Search the data for the string "Electrónica" and copy each line where it turns up.

* The data:
- - -

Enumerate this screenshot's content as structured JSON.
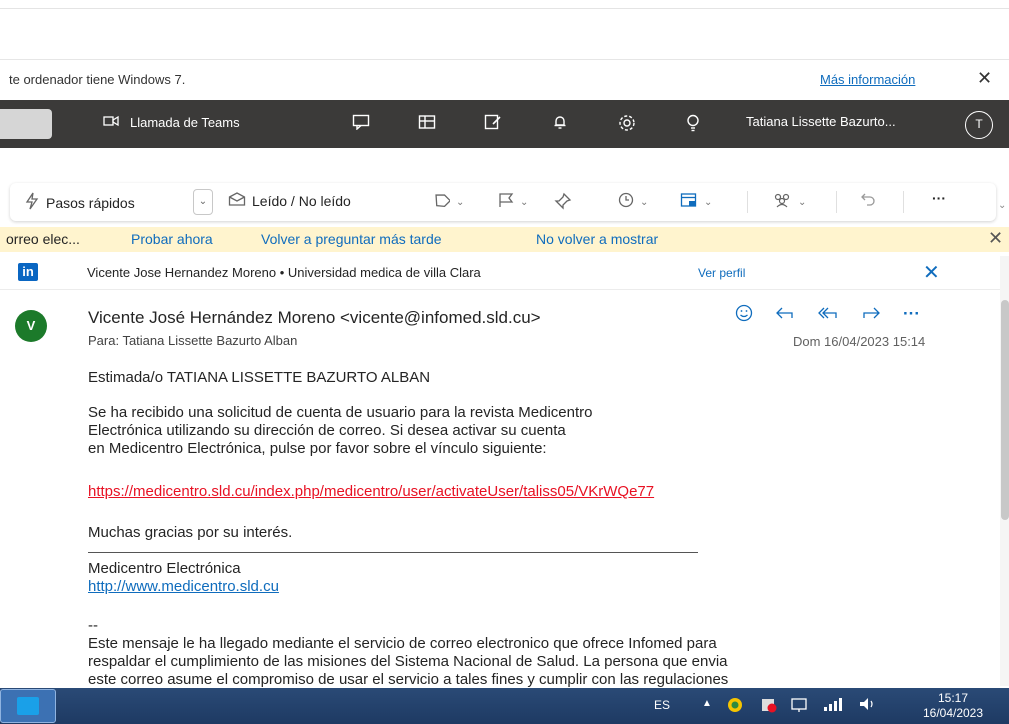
{
  "notice": {
    "text": "te ordenador tiene Windows 7.",
    "more_link": "Más información",
    "close_glyph": "✕"
  },
  "header": {
    "teams_call_label": "Llamada de Teams",
    "user_name": "Tatiana Lissette Bazurto...",
    "avatar_initial": "T",
    "icons": [
      "video-icon",
      "chat-icon",
      "office-icon",
      "note-icon",
      "bell-icon",
      "gear-icon",
      "lightbulb-icon"
    ]
  },
  "toolbar": {
    "quick_steps_label": "Pasos rápidos",
    "read_unread_label": "Leído / No leído",
    "more_glyph": "···"
  },
  "infobar": {
    "prefix": "orreo elec...",
    "try_now": "Probar ahora",
    "ask_later": "Volver a preguntar más tarde",
    "dont_show": "No volver a mostrar",
    "close_glyph": "✕"
  },
  "linkedin": {
    "logo": "in",
    "text": "Vicente Jose Hernandez Moreno • Universidad medica de villa Clara",
    "view_profile": "Ver perfil",
    "close_glyph": "✕"
  },
  "message": {
    "avatar_initial": "V",
    "from": "Vicente José Hernández Moreno <vicente@infomed.sld.cu>",
    "to": "Para:  Tatiana Lissette Bazurto Alban",
    "date": "Dom 16/04/2023 15:14",
    "greeting": "Estimada/o TATIANA LISSETTE BAZURTO ALBAN",
    "body_line1": "Se ha recibido una solicitud de cuenta de usuario para la revista Medicentro",
    "body_line2": "Electrónica utilizando su dirección de correo. Si desea activar su cuenta",
    "body_line3": "en Medicentro Electrónica, pulse por favor sobre el vínculo siguiente:",
    "activation_link": "https://medicentro.sld.cu/index.php/medicentro/user/activateUser/taliss05/VKrWQe77",
    "thanks": "Muchas gracias por su interés.",
    "signature_name": "Medicentro Electrónica",
    "signature_url": "http://www.medicentro.sld.cu",
    "sig_sep": "--",
    "footer_line1": "Este mensaje le ha llegado mediante el servicio de correo electronico que ofrece Infomed para",
    "footer_line2": "respaldar el cumplimiento de las misiones del Sistema Nacional de Salud. La persona que envia",
    "footer_line3": "este correo asume el compromiso de usar el servicio a tales fines y cumplir con las regulaciones"
  },
  "taskbar": {
    "language": "ES",
    "time": "15:17",
    "date": "16/04/2023"
  },
  "colors": {
    "header_bg": "#3b3a39",
    "accent": "#0f6cbd",
    "infobar_bg": "#fff4ce",
    "link_red": "#e81123",
    "avatar_green": "#1c7a2a",
    "linkedin_blue": "#0a66c2"
  }
}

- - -

* Worked solution:
    "body_line2": "Electrónica utilizando su dirección de correo. Si desea activar su cuenta",
    "body_line3": "en Medicentro Electrónica, pulse por favor sobre el vínculo siguiente:",
    "signature_name": "Medicentro Electrónica",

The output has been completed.